OpenLaunch is a Web-based content management system that integrates a broad array of services into a single, fully-featured, elegantly designed Web site. The project aims to eliminte the difficulty of integrating multiple systems into a single Web site by implementing a blog, forum, Web pages, wiki, and (coming soon) E-Commerce and support tickets. It is built around the Torpedo Framework, an open MVC framework which includes support for controllers, forms, and a large number of other very useful utilities.
libnode is a C++ implementation of Node.js. Just like Node.js, libnode provides non-blocking I/O, which enables you to develop scalable Web applications in C++. The memory management of libnode is automatic, based on either shared_ptr or bdw-gc. libnode is good to use on embedded devices because its system resource consumption is lower than Node.js.
The KFramework is a Java/Swing framework for distributed/Web applications implementing the SOFEA/SOUI architecture and domain driven design. Under this approach the application leverages the power of personal computing for a true MVC platform, while reducing infrastructure costs and risks.
PHFTP (PHP HTTP FTP) is a simple and fast Web FTP application. You can upload, download and administer files on FTP servers without a local FTP client, even if you are behind firewalls and proxies. The only thing you need is a Web browser HTTP(S) connection. If you can browse the Internet at your workplace, you can now also establish a FTP connection to any FTP server your PHFTP installation server can connect to.

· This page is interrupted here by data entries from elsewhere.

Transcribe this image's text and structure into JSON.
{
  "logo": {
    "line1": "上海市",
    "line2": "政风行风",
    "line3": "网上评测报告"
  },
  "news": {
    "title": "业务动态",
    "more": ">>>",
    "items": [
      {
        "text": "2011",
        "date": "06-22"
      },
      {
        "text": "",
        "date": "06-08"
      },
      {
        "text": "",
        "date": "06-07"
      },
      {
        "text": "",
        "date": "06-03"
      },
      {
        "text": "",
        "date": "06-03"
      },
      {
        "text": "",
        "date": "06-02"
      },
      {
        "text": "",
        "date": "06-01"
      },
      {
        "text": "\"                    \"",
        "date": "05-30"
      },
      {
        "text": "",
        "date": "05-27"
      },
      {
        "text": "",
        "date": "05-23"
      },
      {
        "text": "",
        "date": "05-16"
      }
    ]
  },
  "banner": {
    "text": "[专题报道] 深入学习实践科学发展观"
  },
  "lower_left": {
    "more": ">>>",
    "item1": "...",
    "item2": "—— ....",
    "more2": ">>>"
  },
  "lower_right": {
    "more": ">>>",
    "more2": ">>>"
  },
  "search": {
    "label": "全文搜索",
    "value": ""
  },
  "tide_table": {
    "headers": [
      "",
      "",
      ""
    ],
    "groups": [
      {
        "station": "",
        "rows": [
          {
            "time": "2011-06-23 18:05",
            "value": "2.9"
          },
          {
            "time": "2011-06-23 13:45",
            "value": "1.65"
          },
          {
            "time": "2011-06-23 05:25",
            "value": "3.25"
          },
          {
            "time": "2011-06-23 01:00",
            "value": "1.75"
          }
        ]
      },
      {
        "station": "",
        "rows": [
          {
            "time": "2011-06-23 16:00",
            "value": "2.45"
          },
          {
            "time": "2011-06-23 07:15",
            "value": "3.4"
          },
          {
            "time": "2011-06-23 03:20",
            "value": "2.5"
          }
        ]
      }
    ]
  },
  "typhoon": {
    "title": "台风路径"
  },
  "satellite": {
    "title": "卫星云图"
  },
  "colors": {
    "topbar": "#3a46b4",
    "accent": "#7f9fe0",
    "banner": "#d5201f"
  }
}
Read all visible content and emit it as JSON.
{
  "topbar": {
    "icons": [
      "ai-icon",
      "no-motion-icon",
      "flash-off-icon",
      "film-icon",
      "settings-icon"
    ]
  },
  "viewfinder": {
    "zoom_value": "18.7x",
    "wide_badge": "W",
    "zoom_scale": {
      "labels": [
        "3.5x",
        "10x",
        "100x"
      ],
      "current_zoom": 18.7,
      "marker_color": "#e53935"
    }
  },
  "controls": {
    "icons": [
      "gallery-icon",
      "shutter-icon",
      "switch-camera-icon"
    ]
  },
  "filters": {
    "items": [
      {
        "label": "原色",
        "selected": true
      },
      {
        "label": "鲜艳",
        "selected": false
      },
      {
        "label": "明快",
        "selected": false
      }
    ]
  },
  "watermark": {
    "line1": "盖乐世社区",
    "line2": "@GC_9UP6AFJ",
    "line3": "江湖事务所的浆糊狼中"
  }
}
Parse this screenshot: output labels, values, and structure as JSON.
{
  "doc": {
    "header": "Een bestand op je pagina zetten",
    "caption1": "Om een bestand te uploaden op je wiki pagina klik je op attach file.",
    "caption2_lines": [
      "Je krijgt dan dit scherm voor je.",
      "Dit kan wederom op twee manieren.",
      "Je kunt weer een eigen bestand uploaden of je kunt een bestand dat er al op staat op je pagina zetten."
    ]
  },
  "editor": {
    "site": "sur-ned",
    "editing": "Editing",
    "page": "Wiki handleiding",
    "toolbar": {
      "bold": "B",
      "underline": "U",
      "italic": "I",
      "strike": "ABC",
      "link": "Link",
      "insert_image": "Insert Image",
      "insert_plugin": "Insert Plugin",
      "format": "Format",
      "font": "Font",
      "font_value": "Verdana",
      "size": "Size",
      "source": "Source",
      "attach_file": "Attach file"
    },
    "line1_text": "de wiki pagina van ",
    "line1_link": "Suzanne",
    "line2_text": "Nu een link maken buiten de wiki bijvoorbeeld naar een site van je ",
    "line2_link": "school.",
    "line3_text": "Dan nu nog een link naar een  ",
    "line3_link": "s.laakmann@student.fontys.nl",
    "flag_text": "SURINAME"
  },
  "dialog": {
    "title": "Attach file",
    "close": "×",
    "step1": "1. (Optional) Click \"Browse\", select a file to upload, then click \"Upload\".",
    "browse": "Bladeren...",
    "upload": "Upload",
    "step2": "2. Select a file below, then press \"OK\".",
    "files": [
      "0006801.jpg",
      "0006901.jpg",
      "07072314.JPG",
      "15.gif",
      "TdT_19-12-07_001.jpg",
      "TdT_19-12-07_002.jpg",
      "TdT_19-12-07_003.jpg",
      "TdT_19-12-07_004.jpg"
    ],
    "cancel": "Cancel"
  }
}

OmniComment is a small script to that enables a Webmaster to add comments to any page. The idea is to include a call to the script in the appropriate page, using an SSI statement. The script will write out the appropriate HTML containing a link to the comments already posted for this page and a form to post new comments. In principle this is similar to Gentle Comment, except it's more lightweight: it uses a flat directory and normal files to store the comment (as opposed to a MySQL database), so it is not appropriate if your Web site receives thousand of comments a minute. Another difference is that all configuration happens in a text file, and there is no Web interface to perform administration. OmniComment generates an ATOM feed that follows publication of comments anywhere in the site.